Since gaming’s inception, it’s been ripe with a seemingly endless amount of popular fads. For the younger generation of gamers in particular, these fleeting trends are most clearly displayed in the Wii’s early motion controls, with the Wii having arrived on 16 November 2006, meaning that by the time of publication it will be a decade old. The Wii began then a race to develop motion control systems across all the main console platforms, but what it also signified was the beginning of a what was assumed would be a revolution in how we will actually play video games. For Nintendo the future was in motion controls, and for a while Microsoft and Sony went along, with the Kinect and the PlayStation Move releasing some years later. As it were though, this would not be the last attempt at changing the way we play games.
But with all the
promises VR made,
has there really been
much of a change
In 2012, a company called Oculus began a Kickstarter for the revolutionary technology that is virtual reality, or VR, and the gaming community flocked to donate, giving it $2.5m, and generating a massive amount of media coverage. With the spike in interest that Oculus generated, the major companies Sony and Microsoft of course jumped on the band wagon, along with HTC who came out with their Vive headset. Now virtual reality gaming is no far flung, futuristic idea, it’s a present reality. But with all the promises VR made, the hype and the future we all assumed it had, has there really been much of a change in gaming?
Two of the three VR headsets currently known to the public have been released, with the exception being Sony’s Morpheus which is set to be cheaper and have lower specs than its competitors, but there really hasn’t been much fanfare. Like many, when I sit down to game, I still break out a controller or boot up my PC. I’m fully in the knowledge that VR exists, and I am completely content without it. At the time of writing, I’m fairly confident that this can be said for the vast majority of gamers. Why, then, has VR not made the impact it so promised? The reality, VR gaming faces a multitude of problems. Remember, this isn’t the first time it’s been attempted, back in the 1980’s and 1990’s many companies tried and failed to make VR a hit, and unfortunately they ran into the same problems that to an extent plague VR to this day.

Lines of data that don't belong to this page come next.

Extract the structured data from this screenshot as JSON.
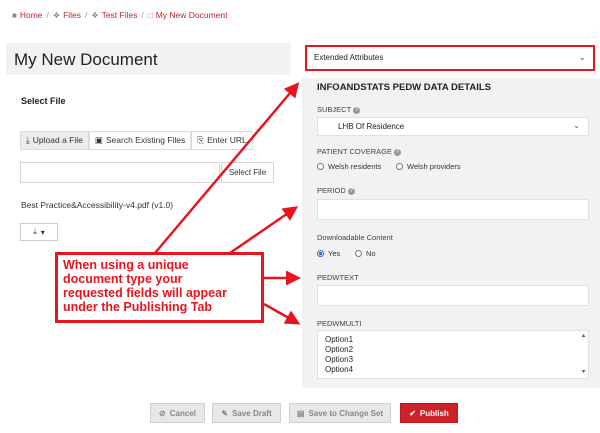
{
  "breadcrumb": [
    "Home",
    "Files",
    "Test Files",
    "My New Document"
  ],
  "page_title": "My New Document",
  "left": {
    "section_title": "Select File",
    "tabs": [
      "Upload a File",
      "Search Existing Files",
      "Enter URL"
    ],
    "select_button": "Select File",
    "file_name": "Best Practice&Accessibility-v4.pdf (v1.0)"
  },
  "right": {
    "dropdown_value": "Extended Attributes",
    "section_title": "INFOANDSTATS PEDW DATA DETAILS",
    "subject": {
      "label": "SUBJECT",
      "value": "LHB Of Residence"
    },
    "patient_coverage": {
      "label": "PATIENT COVERAGE",
      "options": [
        "Welsh residents",
        "Welsh providers"
      ]
    },
    "period": {
      "label": "PERIOD"
    },
    "downloadable": {
      "label": "Downloadable Content",
      "options": [
        "Yes",
        "No"
      ],
      "selected": "Yes"
    },
    "pedwtext": {
      "label": "PEDWTEXT"
    },
    "pedwmulti": {
      "label": "PEDWMULTI",
      "options": [
        "Option1",
        "Option2",
        "Option3",
        "Option4"
      ]
    }
  },
  "callout": {
    "lines": [
      "When using a unique",
      "document type your",
      "requested fields will appear",
      "under the Publishing Tab"
    ]
  },
  "actions": {
    "cancel": "Cancel",
    "save_draft": "Save Draft",
    "save_change_set": "Save to Change Set",
    "publish": "Publish"
  },
  "colors": {
    "accent": "#d0202a",
    "annotation": "#e8141e",
    "panel_bg": "#f2f2f2"
  }
}
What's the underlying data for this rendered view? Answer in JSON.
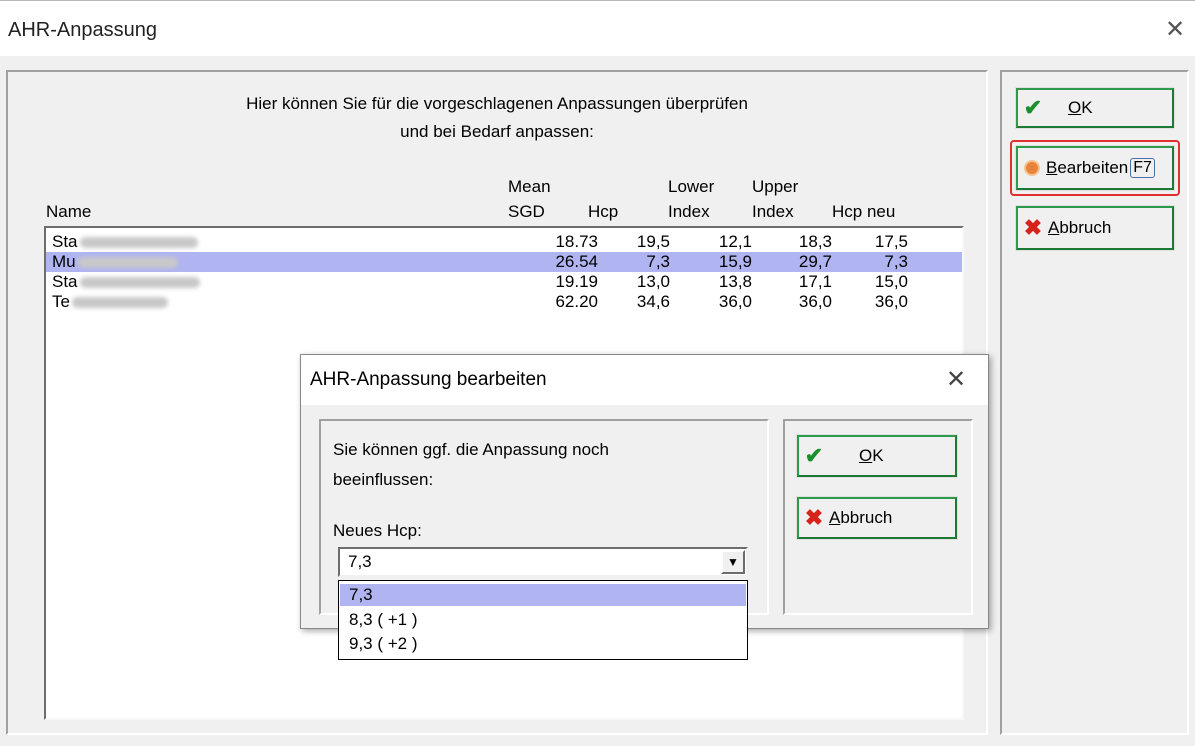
{
  "main_window": {
    "title": "AHR-Anpassung",
    "close_glyph": "✕",
    "intro_line1": "Hier können Sie für die vorgeschlagenen Anpassungen überprüfen",
    "intro_line2": "und bei Bedarf anpassen:"
  },
  "table": {
    "headers": {
      "name": "Name",
      "mean_line1": "Mean",
      "mean_line2": "SGD",
      "hcp": "Hcp",
      "lower_line1": "Lower",
      "lower_line2": "Index",
      "upper_line1": "Upper",
      "upper_line2": "Index",
      "hcp_neu": "Hcp neu"
    },
    "rows": [
      {
        "name": "Sta",
        "mean_sgd": "18.73",
        "hcp": "19,5",
        "lower": "12,1",
        "upper": "18,3",
        "hcp_neu": "17,5",
        "selected": false
      },
      {
        "name": "Mu",
        "mean_sgd": "26.54",
        "hcp": "7,3",
        "lower": "15,9",
        "upper": "29,7",
        "hcp_neu": "7,3",
        "selected": true
      },
      {
        "name": "Sta",
        "mean_sgd": "19.19",
        "hcp": "13,0",
        "lower": "13,8",
        "upper": "17,1",
        "hcp_neu": "15,0",
        "selected": false
      },
      {
        "name": "Te",
        "mean_sgd": "62.20",
        "hcp": "34,6",
        "lower": "36,0",
        "upper": "36,0",
        "hcp_neu": "36,0",
        "selected": false
      }
    ]
  },
  "buttons": {
    "ok_label": "OK",
    "bearbeiten_label": "Bearbeiten",
    "bearbeiten_key": "F7",
    "abbruch_label": "Abbruch"
  },
  "dialog": {
    "title": "AHR-Anpassung bearbeiten",
    "close_glyph": "✕",
    "message_line1": "Sie können ggf. die Anpassung noch",
    "message_line2": "beeinflussen:",
    "field_label": "Neues Hcp:",
    "combo_value": "7,3",
    "options": [
      "7,3",
      "8,3 ( +1 )",
      "9,3 ( +2 )"
    ],
    "selected_option": "7,3",
    "ok_label": "OK",
    "abbruch_label": "Abbruch"
  },
  "colors": {
    "selection": "#b0b4f0",
    "ok_icon": "#1b8f2d",
    "cancel_icon": "#d6241b",
    "edit_icon": "#e8843a",
    "highlight_border": "#e03030"
  },
  "icons": [
    "check-icon",
    "x-icon",
    "edit-dot-icon",
    "close-icon",
    "dropdown-arrow-icon"
  ]
}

Firstly, it’s massively expensive. Obviously as time progresses the technology gets cheaper, but it still requires funds to develop, and the current price stands at around £600 to £700 dependant on the headset you buy – completely out of the price range of anyone who is not a hardcore VR fan. Secondly, VR requires powerful hardware. There’s a reason Sony’s Morpheus headset is scaled down compared to the others, the reason being the PS4 would not be able to handle rendering the two screens inside the headset, which make it doubly intensive to run. This in turn puts up the price and then whoever can afford it has to have a sufficiently powerful PC to run it, which again costs vast amounts of money. Finally, as with most gaming hardware, even with the promise of VR, it is still a fad. Although it has so far avoided being labelled one, it doesn’t take close scrutiny to realise. At first, like the Wii, the idea is novel and worth investing in, but after a couple of weeks? Months? Will you still want to put in the effort of clearing a room, putting on some goggles and moving your head around when all you really want to do is relax and play a game?
This is the inherent problem with VR. With all its media hype and dazzling technology we failed to see it for what it truly was: a fad. A brief fling with the futuristic idea of plugging ourselves into the machine. Of course VR will still exist in the future, with many applications aside from gaming, and I’m sure some experiences will be the better for it. But will everybody be sat at home, plugged in?
No. They’ll still be flicking birds on their phones.